The U.S. government filed a federal lawsuit against Osage Wind, an industrial wind energy project consisting of approximately 84-94 turbines that is now under construction. The US is seeking a full stop of project construction due to the unauthorized mining activities taking place at the site. A portion of the filing is provided below including the factual background. The full filing can be accessed by clicking the links on this page.
This paper focuses on public concerns about real estate value loss in communities in the vicinity of wind turbines. There are some conflicting results in recent academic and non-academic literatures on the issue of property values in general—yet little has been studied about how residents near turbines view the value of their own properties. The abstract and portions of the conclusion of this paper can be found below. The full paper can be accessed by clicking the links on this page.
PacifiCorp, a wind energy developer, filed a complaint with the US District Court of Utah seeking a declaratory and permanent injunction against the US Department of the Interior and the US Fish and Wildlife Service over the release of information about bird mortality at the company's operating wind projects. PacifiCorp insists that the requested information "constitutes confidential commercial information that is exempt from disclosure under the Freedom of Information Act (FOIA). The complaint filed by PacifiCorp and the response by the US Department of the Interior can be accessed at the links provided on this page.
The U.S. Department of Interior filed a suit against Enel Green Power claiming the company is breaking the law by damaging and destroying rocks that belong to the Osage Nation during the construction of the Osage wind energy facility. This filing submitted by Enel Green Power responds to the law suit. According to the lawsuit, EnelGreen Power will excavate more than 60,000 cubic yards of minerals, which the suit said is considered mining by law.The company is excavating sand, soil and rock, then crushing some of the materials to use as reinforcement for the concrete turbine foundations.The full document can be accessed by clicking the link on this page.

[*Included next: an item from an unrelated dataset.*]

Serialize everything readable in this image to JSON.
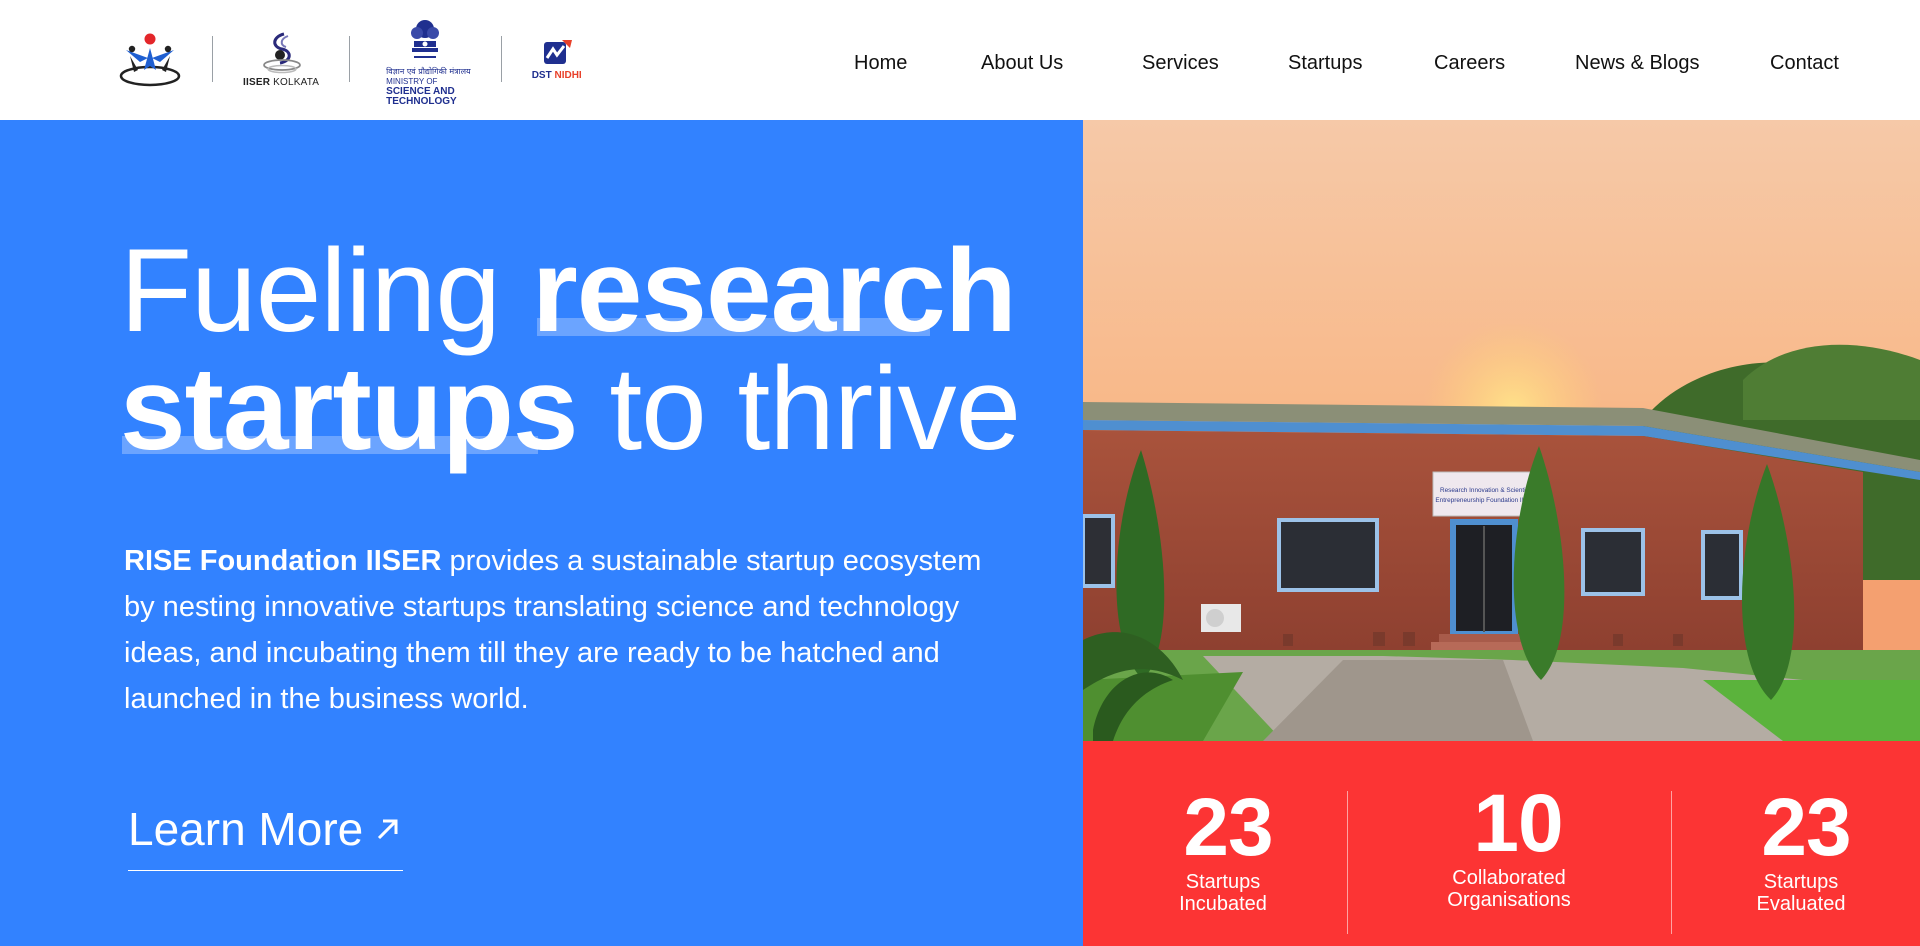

The aim of this study was to investigate the time dependent nature of unweighted wind farm noise and its perceptibility, with a focus on infrasound. Measurements were carried out during shutdown and operational conditions and results show that wind farm infrasound could be detectable by the human ear although not perceived as sound. The abstract and conclusion of the paper can be read below. The full paper can be accessed by clicking the link(s) on this page.
This important study examines the noise emissions of an operating wind facility during periods when the turbines are generating electricity and when the turbines are shut off. The abstract of conclusion of the study are provided below. The full study can be accessed at the links on this page. The study found "consistent and significant differences in noise spectra ...for the shutdown and operational cases, particularly for frequencies below 100 Hz. These differences can be observed at distances up to 8.7 km from the wind farm.
The Inspector General of the Department of Interior released this report involving an investigation of Steven Black, a senior official who is now retired from the US Fish and Wildlife Service. Mr. Black had apparent close ties with the renewable energy industry and was accused of pressuring subordinates to ignore environmental concerns in favor of supporting the construction of wind energy and other renewable projects. The summary of the investigation is provided below. The full report can be accessed by clicking the link(s) on this page.
In this paper, William K.G. Palmer discusses how interior room shape and size contribute to turbine noise complaints when wind turbines are sited nearby. The abstract of the paper is provided below. The full paper, with presentation slides, can be accessed by clicking the link(s) on this page. Mr. Palmer presented his findings at the October 2014 Acoustical Society of America proceedings.